This was the view of Bakewell we saw in the slightly sun-gilded mist of a warm early afternoon as we walked along a public footpath just off the Monsal Trail close to Hassop Station. We weren't looking down on where we were going though - we were looking down on where we had spent the morning just mooching around - as you do.
We'd parked in the usual place over the river near the cattle market and instead of setting off into the town centre as we usually do we wandered up the hill towards the church and museum with the intention of visiting them both.
We'd been up here before and walked through the churchyard to the museum but had never been inside the church. I have to say it was fascinating!
In the entrance are loads of wonderful carved stones. The stones above are the Norse/Anglian stones some with the Northumbrian vine scroll pattern. The stones below are from the later medieval period dating from the 12th and 13th centuries. Many are coffin tops but with no inscriptions some having symbols of their profession carved on them.
Inside there are several items of interest including a 14th century font declared 'The finest of its kind in the county' by Sir Nikolaus Pevsner.
Below is the Pre-Raphaelite window of the 'Adoration of the Lamb' designed in 1893 by Henry Holiday.
What interested me most were the tombs and monuments of the Vernon and Manners family from nearby Haddon Hall. We almost missed them as they are in what is known as the Newark or 'new work' an area which was added to the church during the 13th and 14th centuries. It now houses a small shop and cafe but beyond the tables and behind a 14th century oak screen we found them.
Above is the monument to Sir George Manners and his wife Grace who was founder of the Lady Manners School in the town. Below is a detail of one of the carvings from the monument above.
The tombs are of members of the Vernon family. The nearest to the front of the photo is the tomb of John Vernon who died in 1477 and behind are the tombs of Sir George Vernon who was known as 'King of the Peak' and his two wives.
On the far wall is the monument to Sir John Manners (d. 1611) and his wife Lady Dorothy Vernon (d. 1584). Of course the name of Dorothy Vernon is always linked with her alleged elopement with Sir John Manners and the bridge at Haddon Hall over which she escaped is known as Dorothy's bridge.
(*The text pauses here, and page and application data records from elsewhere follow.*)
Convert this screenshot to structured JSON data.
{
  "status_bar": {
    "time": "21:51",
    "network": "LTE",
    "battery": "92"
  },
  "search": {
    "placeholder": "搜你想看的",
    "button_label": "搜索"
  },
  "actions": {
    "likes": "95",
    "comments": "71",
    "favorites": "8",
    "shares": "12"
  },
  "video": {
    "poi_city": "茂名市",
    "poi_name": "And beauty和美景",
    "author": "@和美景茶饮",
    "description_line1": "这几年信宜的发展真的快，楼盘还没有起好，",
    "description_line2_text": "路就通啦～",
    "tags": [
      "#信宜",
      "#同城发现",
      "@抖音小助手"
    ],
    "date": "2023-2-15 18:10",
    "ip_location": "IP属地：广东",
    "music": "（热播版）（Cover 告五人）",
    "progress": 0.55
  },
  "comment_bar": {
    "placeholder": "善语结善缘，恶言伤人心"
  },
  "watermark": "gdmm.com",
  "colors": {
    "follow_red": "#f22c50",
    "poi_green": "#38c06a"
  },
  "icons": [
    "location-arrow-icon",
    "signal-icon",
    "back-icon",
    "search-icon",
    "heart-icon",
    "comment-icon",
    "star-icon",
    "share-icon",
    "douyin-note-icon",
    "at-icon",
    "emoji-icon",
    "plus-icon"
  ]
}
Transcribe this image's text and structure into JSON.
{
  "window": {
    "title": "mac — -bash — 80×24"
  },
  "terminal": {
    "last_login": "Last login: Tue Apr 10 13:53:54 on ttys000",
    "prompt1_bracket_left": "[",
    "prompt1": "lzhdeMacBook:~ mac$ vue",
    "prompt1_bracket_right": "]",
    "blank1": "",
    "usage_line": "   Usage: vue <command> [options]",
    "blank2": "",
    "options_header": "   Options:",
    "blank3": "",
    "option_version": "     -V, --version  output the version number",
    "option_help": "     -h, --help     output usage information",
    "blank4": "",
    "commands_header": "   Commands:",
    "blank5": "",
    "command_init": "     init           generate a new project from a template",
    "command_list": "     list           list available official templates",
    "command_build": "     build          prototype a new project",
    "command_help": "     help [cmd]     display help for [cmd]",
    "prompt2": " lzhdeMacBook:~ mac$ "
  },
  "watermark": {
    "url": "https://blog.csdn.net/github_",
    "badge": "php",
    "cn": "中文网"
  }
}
Apparently, according to the information leaflet, two of the figures of their four children were stolen, I don't know when.
Below some graffiti from the Vernon tombs - they were covered with initials and dates
I was fascinated by the details in the carvings showing the patterns on headdresses and ruffs.
Also in the colour still to be seen in the garments and furnishings.
Further details from the Vernon tombs - a little pet dog amongst the folds of the skirts of one of the wives
Outside leaning on the west wall are five sarcophagi found inside the church, some in the walls and some under the floor.
Below is a view of the church from the road up to the Old House Museum which I'll tell you about in my next post.